2016: The year's biggest Army Technology stories
Obama unveiled new executive action to reduce gun violence, Australia planned to invest $195bn in military acquisition, and the US Department of Defense (DoD) approved the landmark decision to open all US military combat positions for women. Army-technology.com wraps up the key headlines from 2016.
US President Barack Obama introduced a new gun control strategy to curb violence in the nation.
More than 30,000 deaths are recorded in the US each year as a result of gun violence, while more than 4 million Americans were victims of assaults, robberies, and other gun-related crimes in the last decade.
The new strategy adopted by the US Government recommended strictly organised background checks to be conducted by licensed sellers.
The Australian Department of Defence (DoD) released a white paper highlighting the government's $195bn investment plans for the country's defence capabilities over the coming decade.
The country decided to increase the Australian Defence Force's (ADF) workforce to approximately 62,400.

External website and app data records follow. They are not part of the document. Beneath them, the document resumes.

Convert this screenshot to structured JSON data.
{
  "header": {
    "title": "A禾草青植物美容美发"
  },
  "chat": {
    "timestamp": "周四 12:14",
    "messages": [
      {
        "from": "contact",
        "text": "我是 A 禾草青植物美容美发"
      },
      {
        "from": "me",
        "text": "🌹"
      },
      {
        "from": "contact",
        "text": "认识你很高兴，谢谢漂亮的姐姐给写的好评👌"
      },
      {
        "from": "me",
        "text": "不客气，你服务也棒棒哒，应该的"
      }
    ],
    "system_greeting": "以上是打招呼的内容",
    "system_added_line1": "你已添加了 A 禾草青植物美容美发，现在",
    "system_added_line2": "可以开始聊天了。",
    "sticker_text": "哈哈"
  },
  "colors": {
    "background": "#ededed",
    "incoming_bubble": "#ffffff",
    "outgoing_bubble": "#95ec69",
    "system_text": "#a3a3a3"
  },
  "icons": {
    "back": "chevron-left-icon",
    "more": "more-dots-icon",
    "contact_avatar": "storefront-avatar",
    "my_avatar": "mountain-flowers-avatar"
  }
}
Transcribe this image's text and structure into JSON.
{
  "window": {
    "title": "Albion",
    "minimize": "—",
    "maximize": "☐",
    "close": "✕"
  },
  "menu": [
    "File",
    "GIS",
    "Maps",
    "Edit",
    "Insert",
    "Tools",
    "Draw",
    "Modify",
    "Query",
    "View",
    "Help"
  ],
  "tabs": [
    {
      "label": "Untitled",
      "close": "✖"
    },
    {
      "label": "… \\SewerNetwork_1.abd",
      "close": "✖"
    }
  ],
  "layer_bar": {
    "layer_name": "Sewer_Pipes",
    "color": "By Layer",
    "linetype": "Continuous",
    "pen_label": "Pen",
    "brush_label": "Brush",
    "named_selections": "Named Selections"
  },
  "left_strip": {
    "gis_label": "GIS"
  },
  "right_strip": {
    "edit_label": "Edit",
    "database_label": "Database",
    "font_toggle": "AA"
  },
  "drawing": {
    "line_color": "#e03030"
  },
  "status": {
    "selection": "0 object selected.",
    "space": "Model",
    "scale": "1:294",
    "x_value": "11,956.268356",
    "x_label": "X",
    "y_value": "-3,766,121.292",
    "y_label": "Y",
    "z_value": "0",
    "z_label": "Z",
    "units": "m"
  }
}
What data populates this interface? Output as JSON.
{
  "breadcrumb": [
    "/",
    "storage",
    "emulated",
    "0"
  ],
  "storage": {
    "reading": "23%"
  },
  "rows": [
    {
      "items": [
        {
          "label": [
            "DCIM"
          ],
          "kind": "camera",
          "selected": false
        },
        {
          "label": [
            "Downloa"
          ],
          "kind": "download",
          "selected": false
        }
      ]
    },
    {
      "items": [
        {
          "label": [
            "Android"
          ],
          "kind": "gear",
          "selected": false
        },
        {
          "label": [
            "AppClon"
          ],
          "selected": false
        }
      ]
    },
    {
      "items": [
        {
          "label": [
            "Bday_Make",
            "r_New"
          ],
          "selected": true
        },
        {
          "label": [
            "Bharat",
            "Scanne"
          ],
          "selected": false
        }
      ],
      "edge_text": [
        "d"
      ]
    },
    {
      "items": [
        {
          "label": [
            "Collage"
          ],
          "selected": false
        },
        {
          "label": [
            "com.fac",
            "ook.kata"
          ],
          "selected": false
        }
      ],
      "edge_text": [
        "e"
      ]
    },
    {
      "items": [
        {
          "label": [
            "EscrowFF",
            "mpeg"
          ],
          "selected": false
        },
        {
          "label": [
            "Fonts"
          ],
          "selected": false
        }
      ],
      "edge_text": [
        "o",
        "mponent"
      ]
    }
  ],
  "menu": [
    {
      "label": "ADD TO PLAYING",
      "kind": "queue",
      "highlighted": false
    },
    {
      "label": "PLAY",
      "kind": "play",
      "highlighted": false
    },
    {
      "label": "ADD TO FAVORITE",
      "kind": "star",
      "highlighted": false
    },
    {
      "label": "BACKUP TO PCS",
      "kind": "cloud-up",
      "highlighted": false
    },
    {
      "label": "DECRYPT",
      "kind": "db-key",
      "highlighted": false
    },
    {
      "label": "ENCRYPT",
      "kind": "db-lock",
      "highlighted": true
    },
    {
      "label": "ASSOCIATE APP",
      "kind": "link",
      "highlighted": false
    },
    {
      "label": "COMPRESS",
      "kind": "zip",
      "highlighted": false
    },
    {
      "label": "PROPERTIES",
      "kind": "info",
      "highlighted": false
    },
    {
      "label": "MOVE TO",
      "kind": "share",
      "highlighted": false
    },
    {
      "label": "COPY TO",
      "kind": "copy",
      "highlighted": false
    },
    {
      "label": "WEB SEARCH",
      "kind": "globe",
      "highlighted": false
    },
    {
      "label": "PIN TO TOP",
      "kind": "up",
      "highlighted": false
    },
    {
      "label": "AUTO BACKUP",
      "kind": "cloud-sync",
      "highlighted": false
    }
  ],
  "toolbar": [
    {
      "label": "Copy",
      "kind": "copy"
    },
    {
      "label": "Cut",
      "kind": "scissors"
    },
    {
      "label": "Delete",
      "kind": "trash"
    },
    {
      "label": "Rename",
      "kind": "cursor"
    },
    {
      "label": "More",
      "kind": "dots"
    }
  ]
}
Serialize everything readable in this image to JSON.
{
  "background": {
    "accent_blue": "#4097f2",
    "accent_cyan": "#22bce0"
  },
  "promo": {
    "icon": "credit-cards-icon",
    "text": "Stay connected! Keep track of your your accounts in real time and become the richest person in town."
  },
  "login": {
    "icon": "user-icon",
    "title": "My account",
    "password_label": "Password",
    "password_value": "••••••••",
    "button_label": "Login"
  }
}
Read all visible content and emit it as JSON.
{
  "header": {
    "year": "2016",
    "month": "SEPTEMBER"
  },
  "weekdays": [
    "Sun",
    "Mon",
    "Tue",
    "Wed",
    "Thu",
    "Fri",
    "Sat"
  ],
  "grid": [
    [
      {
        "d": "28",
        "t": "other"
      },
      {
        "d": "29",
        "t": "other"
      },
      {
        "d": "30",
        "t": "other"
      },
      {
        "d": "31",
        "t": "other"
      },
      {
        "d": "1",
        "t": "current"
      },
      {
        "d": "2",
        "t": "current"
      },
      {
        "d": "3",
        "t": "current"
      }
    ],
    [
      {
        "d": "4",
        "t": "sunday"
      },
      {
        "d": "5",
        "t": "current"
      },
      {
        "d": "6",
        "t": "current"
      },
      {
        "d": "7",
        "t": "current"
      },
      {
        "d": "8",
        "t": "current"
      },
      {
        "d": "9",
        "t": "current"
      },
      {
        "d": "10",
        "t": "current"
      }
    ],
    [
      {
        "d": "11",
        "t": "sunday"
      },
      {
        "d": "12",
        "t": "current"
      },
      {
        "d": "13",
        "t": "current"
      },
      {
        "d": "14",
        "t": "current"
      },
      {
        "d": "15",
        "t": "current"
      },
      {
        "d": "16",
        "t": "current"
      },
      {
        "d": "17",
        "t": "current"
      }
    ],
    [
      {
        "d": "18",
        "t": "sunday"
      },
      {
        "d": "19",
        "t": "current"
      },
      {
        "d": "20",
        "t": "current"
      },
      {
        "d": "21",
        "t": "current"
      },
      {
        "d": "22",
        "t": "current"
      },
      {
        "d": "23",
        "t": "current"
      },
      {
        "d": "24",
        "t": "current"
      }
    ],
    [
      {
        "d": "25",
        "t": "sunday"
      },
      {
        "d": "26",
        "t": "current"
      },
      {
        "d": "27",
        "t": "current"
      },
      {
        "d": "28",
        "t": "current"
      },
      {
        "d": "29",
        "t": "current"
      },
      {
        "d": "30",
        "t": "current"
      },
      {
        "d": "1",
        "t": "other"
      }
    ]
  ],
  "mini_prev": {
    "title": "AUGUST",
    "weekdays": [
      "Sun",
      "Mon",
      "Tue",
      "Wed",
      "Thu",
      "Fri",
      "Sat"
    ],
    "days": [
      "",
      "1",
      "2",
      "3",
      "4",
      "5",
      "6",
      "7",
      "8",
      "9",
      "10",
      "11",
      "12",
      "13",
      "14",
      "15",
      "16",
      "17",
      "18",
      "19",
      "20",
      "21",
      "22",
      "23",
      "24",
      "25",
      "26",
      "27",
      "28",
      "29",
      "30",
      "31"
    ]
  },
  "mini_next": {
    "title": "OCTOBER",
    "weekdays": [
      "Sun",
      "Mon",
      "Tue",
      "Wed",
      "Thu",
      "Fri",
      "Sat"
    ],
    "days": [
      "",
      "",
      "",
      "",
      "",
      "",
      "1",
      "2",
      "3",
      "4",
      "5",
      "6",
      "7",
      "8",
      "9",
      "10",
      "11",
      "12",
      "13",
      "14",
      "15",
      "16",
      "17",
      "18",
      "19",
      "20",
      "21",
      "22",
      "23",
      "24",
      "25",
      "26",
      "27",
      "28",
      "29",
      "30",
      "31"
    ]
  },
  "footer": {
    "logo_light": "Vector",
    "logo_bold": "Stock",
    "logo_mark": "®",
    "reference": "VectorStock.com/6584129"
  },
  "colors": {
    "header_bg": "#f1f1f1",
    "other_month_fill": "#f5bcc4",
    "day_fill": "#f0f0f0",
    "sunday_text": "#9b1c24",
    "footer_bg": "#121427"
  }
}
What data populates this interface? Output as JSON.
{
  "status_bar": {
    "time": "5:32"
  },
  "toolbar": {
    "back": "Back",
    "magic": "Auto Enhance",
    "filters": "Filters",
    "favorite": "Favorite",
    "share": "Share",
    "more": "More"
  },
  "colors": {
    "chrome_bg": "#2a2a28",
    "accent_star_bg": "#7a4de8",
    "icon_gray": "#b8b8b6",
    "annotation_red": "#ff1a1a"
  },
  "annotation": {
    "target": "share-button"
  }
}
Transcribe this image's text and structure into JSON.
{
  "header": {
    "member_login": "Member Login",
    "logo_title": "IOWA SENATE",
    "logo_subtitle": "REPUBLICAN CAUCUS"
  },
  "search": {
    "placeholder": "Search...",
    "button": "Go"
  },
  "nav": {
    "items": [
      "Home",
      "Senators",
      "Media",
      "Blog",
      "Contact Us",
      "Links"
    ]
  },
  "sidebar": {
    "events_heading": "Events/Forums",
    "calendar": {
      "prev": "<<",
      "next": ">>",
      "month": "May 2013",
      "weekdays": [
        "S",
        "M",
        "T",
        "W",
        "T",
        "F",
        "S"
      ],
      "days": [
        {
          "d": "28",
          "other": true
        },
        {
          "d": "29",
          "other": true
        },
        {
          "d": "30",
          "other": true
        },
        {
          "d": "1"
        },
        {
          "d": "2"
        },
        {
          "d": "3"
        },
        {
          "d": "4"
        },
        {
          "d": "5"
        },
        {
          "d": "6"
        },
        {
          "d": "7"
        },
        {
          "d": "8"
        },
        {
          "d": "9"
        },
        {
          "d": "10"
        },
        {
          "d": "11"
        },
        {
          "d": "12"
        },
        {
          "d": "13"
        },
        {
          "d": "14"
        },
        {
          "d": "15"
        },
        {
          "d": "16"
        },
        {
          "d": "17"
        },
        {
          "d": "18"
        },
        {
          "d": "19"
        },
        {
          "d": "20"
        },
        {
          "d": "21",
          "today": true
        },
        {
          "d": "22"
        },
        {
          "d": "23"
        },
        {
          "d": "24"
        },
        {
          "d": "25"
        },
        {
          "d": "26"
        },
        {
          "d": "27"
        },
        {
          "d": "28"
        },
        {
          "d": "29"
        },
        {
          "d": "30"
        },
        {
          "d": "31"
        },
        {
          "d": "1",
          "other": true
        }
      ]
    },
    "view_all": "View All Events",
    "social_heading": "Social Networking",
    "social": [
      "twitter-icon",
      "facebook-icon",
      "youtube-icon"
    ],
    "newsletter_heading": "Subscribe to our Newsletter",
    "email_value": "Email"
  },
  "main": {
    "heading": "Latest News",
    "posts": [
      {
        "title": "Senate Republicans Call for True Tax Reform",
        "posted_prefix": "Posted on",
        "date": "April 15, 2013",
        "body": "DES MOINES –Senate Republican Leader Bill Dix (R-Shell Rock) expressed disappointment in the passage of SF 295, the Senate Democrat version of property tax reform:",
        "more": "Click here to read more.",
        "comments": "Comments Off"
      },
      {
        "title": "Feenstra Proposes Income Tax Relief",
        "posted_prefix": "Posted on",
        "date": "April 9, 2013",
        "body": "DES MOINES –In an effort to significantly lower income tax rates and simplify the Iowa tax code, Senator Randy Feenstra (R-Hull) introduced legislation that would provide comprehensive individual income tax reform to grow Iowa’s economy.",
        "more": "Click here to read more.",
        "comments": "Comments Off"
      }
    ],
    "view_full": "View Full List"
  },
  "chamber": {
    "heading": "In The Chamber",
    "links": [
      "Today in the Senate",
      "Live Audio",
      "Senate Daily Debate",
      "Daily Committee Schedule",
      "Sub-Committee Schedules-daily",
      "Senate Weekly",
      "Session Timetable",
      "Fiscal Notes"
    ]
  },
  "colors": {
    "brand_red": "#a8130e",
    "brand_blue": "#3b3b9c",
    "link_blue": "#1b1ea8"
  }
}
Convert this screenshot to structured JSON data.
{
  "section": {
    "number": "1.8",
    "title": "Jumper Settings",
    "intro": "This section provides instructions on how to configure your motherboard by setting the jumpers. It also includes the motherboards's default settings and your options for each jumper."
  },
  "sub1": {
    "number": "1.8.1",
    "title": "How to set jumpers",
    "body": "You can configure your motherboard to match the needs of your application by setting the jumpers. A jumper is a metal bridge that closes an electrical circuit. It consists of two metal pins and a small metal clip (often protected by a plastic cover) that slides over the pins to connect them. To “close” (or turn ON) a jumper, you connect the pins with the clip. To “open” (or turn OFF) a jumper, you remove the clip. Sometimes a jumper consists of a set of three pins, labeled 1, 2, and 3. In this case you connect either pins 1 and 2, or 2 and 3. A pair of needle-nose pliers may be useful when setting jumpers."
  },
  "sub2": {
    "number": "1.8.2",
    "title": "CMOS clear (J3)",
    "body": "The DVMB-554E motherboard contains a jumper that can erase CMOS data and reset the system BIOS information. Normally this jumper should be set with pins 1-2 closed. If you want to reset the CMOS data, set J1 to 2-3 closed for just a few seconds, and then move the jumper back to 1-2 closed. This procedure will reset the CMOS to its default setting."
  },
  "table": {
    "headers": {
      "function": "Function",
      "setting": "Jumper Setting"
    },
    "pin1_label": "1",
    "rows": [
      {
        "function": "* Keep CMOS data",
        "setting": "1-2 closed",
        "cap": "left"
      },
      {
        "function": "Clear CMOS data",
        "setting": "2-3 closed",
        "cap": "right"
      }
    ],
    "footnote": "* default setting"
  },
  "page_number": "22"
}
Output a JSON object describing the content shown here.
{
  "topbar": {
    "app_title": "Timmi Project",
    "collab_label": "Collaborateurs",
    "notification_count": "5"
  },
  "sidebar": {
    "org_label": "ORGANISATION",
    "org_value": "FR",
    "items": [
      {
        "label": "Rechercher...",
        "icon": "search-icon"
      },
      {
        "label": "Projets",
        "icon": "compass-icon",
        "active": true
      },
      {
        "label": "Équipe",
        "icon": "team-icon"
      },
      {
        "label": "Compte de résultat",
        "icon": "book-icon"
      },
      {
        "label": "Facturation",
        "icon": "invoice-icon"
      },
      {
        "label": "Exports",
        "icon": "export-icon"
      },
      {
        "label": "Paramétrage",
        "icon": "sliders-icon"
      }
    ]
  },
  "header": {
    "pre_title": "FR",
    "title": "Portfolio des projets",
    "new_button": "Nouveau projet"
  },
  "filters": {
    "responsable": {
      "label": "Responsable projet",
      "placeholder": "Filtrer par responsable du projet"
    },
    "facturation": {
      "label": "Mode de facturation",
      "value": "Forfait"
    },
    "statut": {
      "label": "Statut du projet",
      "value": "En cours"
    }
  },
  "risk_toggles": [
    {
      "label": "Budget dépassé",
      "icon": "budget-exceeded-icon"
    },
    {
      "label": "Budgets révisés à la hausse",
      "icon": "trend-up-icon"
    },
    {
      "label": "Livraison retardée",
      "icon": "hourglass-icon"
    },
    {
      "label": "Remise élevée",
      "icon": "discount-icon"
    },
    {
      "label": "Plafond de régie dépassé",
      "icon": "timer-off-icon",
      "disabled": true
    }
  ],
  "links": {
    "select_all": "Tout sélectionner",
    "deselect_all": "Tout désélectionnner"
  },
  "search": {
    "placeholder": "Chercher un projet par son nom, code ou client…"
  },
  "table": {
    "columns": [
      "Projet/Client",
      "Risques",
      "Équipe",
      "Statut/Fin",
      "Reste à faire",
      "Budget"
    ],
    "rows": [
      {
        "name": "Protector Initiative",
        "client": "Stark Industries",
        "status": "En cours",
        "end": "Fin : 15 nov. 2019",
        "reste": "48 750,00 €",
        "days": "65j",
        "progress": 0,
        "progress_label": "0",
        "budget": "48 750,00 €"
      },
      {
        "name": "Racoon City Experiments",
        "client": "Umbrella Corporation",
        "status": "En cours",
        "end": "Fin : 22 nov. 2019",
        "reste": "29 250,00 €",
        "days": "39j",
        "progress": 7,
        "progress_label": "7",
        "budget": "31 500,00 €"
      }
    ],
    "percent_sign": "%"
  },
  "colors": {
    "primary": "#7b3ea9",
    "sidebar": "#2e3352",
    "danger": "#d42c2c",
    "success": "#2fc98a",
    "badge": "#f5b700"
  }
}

The Australian Army were to receive new equipment for soldiers and combat engineering, as well as a new generation of armoured combat reconnaissance and infantry fighting vehicles.
Pentagon Press Secretary Peter Cook said: "The Defense Secretary Ash Carter formally approved the final implementation plans prepared by the military services and US Special Operations Command to integrate women into all combat roles."
According to a statement released by the DoD, Carter said that the department must handle the change 'the right way, because the combat effectiveness of the world's finest fighting force is paramount'.
China reportedly test-fired a new variant of its 10,000km-range Dongfeng missile, near the disputed South China Sea.
Unidentified Pentagon officials were quoted by the Washington Free Beacon as saying that China tested its DF-41 missile with two vehicles.
According to the South China Morning Post, testing for the mobile intercontinental ballistic missile (ICBM) showed that China was reinforcing its nuclear deterrent.
US President Barack Obama lifted the ban on the sale of lethal weapons to Vietnam.
The move aimed to enhance defence cooperation between the two countries.
The New York Times quotes Obama as saying: "The decision to lift the ban was not based on China or any other considerations.
"It was based on our desire to complete what has been a lengthy process of moving toward normalisation with Vietnam."
The UK Ministry of Defence (MoD) asked Europe to increase its efforts against terrorism and migration.
UK Defence Secretary Michael Fallon confirmed the UK will play a proactive role in tackling security threats across the country.
Fallon said that the UK would work to address challenges ranging from mass migration to cyber-attacks.
The Turkish Armed Forces' failed to take control of the country by suspending the constitution.
The military tried to oust Turkish President Recep Tayyip Erdogan by allegedly planning assassinations and bomb attacks in the country, BBC reported.
The coup attempt failed after the military-imposed curfew was strongly opposed by the president's supporters.
The US Defense Security Cooperation Agency (DSCA) notified Congress of the $1.15bn potential sale of M1A2S Abrams main battle tanks (MBT) and M88Al/A2 heavy equipment recovery combat utility lift evacuation system (HERCULES) armoured recovery vehicles (ARV) to Saudi Arabia.
Under the sale, Saudi Arabia requested 153 M1Al/A2 tanks for conversion to 133 M1A2S Saudi Abrams configured MBTs, as well as 20 battle damage replacements, 20 M88A l/A2 Hercules ARVs and 169 AN/VAS-5 driver vision enhancer-Abrams (DVE-A).
The sale also covered 153 M2 .50-calibre machine guns, 266 7.62mm M240 machine guns, 153 M250 smoke grenade launchers, 133 AN/PVS-7B night vision devices, 4,256 rounds of M865 training ammunition, and 2,394 rounds of M831Al training ammunition.
BAE Systems launched its next-generation Bradley fighting vehicle prototype at the Association of the United States Army (AUSA) annual meeting in Washington, DC.
The new Bradley featured an upgraded turret, as well as suspension, targeting sensor and network connectivity improvements made during Engineering Change Proposal modernisation efforts.
The vehicle's suspension was upgraded to enhance its mobility for Armored Brigade Combat Team (ABCT) operations, according to the company.
The UK Government launched its new £1.9bn National Cyber Security Strategy, which set out decisive actions to protect the economy and encourage industries to avoid damaging cyber-attacks.
The new plan almost doubled the funding commitments of the first strategy, which ran from 2011, and outlined the way the UK will use automated defences to safeguard citizens and businesses against growing cyber threats.
This plan also supported the country’s growing cyber-security industry and proposed strategies to deter cyber-attacks.